From the entries below, copy every line that has the word "Yisehak".

-- Record excerpts follows --

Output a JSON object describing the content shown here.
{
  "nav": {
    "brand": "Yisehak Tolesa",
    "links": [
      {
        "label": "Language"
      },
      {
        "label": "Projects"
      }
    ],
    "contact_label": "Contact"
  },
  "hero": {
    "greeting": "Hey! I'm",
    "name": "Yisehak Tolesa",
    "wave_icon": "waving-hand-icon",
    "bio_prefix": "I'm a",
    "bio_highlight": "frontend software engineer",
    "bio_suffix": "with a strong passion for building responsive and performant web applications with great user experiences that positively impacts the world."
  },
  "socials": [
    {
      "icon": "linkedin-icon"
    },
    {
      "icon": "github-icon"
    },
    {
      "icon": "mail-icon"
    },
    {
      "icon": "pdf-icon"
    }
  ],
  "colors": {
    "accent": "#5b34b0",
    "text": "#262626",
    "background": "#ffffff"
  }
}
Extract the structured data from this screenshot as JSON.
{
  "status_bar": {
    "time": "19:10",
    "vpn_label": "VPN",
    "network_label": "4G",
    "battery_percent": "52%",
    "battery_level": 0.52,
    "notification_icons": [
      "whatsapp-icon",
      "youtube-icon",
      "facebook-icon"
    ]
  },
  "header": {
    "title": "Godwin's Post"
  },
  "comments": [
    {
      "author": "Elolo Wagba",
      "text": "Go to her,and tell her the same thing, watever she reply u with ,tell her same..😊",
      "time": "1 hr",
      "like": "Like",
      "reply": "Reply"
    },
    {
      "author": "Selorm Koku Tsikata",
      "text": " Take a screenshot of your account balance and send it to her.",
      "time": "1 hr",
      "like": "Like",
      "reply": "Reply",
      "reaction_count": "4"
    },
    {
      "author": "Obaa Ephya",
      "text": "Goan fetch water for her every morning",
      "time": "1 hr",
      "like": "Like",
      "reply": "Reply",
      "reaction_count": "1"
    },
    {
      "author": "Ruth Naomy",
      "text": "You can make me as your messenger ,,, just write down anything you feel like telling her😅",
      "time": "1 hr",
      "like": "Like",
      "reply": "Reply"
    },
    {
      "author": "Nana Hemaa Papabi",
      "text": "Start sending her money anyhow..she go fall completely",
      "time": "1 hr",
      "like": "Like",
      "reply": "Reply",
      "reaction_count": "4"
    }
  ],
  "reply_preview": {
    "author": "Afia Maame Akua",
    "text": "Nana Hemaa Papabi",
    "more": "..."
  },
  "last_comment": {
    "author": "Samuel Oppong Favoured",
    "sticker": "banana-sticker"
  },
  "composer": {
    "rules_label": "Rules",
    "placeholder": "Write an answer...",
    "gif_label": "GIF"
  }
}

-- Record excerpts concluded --

▸ Answer to the problem
    "brand": "Yisehak Tolesa",
    "name": "Yisehak Tolesa",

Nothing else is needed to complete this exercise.